Sources now say that all of General Motors Corp.'s 1980-model X cars with manual transmissions--some 200,000--may have defective brakes that can lock in emergency stops.

The problem was confirmed on Wednesday by the National Highway Traffic Safety Administration, but the extent of the possible recall was not disclosed.

General Motors failed to correct the alleged defect in a recall of some of the cars--which have manual transmissions--and in a production change made after the recall, the sources said.

The NHTSA is considering ordering GM to recall the cars to make changes in the brake systems, which could cost the automaker as much as $30 million. GM already has recalled 47,000 of the popular front-wheel-drive X cars made in the 1980 model year, but the government says GM's repairs apparently didn't solve the problem, which also appears to affect all 1980 models with manual transmissions, not just those recalled.

GM has said it does not "believe X-car braking systems present an unreasonable risk to safety," but is cooperating with the NHTSA investigation.

Locking rear brakes during panic stops can send the car into a skid or spin. At least one death and several injuries have been attributed to accidents allegedly caused by the problem.

The nearly 1 million X cars with automatic transmissions made in the 1980 model year are not nearly as vulnerable to brake lock-up as those with manual transmissions. Sources say complaints to the government by owners of manual-transmission X cars far outweigh those from owners of the cars equipped with automatic transmissions. GM makes X cars under the Chevrolet Citation, Oldsmobile Omega, Pontiac Phoenix and Buick Skylark nameplates.
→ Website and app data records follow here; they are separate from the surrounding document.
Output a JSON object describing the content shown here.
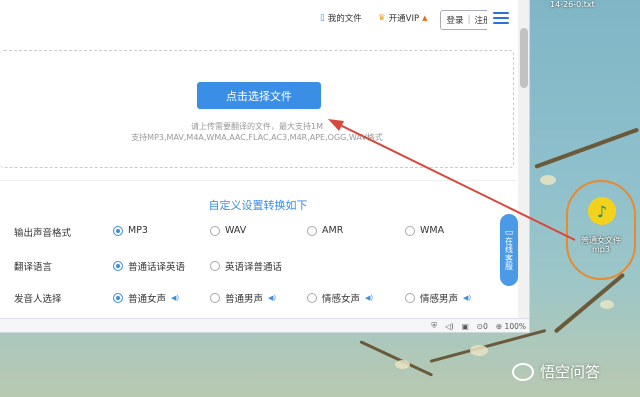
{
  "desktop": {
    "corner_text": "14-26-0.txt",
    "file_icon_label_line1": "普通女文件",
    "file_icon_label_line2": "mp3",
    "watermark_text": "悟空问答"
  },
  "topbar": {
    "my_files": "我的文件",
    "vip": "开通VIP",
    "login": "登录",
    "divider": "|",
    "register": "注册"
  },
  "upload": {
    "button_label": "点击选择文件",
    "hint_line1": "请上传需要翻译的文件，最大支持1M",
    "hint_line2": "支持MP3,MAV,M4A,WMA,AAC,FLAC,AC3,M4R,APE,OGG,WAV格式"
  },
  "settings": {
    "title": "自定义设置转换如下",
    "rows": [
      {
        "label": "输出声音格式",
        "options": [
          {
            "label": "MP3",
            "selected": true
          },
          {
            "label": "WAV",
            "selected": false
          },
          {
            "label": "AMR",
            "selected": false
          },
          {
            "label": "WMA",
            "selected": false
          }
        ]
      },
      {
        "label": "翻译语言",
        "options": [
          {
            "label": "普通话译英语",
            "selected": true
          },
          {
            "label": "英语译普通话",
            "selected": false
          }
        ]
      },
      {
        "label": "发音人选择",
        "options": [
          {
            "label": "普通女声",
            "selected": true
          },
          {
            "label": "普通男声",
            "selected": false
          },
          {
            "label": "情感女声",
            "selected": false
          },
          {
            "label": "情感男声",
            "selected": false
          }
        ]
      }
    ]
  },
  "float_tab": {
    "line1": "在",
    "line2": "线",
    "line3": "客",
    "line4": "服"
  },
  "statusbar": {
    "badge_count": "0",
    "zoom": "100%"
  },
  "colors": {
    "accent": "#3a8ee6",
    "annotation": "#d9463a",
    "highlight_ring": "#e78a2e"
  }
}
Sources say that General Motors waited until the end of the 1980 model year to make the needed change in the design of the cars. The change involved installing a lighter-weight rear-brake lining than had been used in the 1980 models. As a result, X-body cars made from the 1981 model year on apparently don't have the problem. But the 200,000 manual-transmission X cars made in the 1980 model run--including those recalled--still may be susceptible to the locking brakes.

A General Motors spokesman had little comment on the charge, although he did confirm that technical changes were made to the braking system between the 1980 and 1981 model years. He would not discuss those changes, saying they were an issue in the NHTSA's ongoing investigation of the X-car braking problem.

Sources say an NHTSA ruling on that investigation is imminent, possibly including an order that GM recall the cars to fix the linings.

The alleged problem with the manual-transmission X cars centers on the power of their rear brakes. Sources say the proportioner valve--which divides hydraulic force between front and rear brakes--and the rear brake linings on the cars were designed to provide much more stopping force than needed under ordinary conditions. As a result, when the brakes are jammed on, they can lock. X cars with automatic transmissions have different brake settings that minimize the problem.

GM started building X cars in April 1979. In July of that year, the NHTSA started investigating consumer complaints that the rear wheels of the cars locked, and in August 1979, GM voluntarily recalled 47,000 of the cars that had been equipped with manual transmissions.

In that recall, GM replaced the proportioner valve with one that delivered less power to the rear brakes. The same change was made in cars assembled after that point.But sources say GM did not change the cars' heavy-duty brake linings, and the lock-ups continued, even on the cars that had been recalled.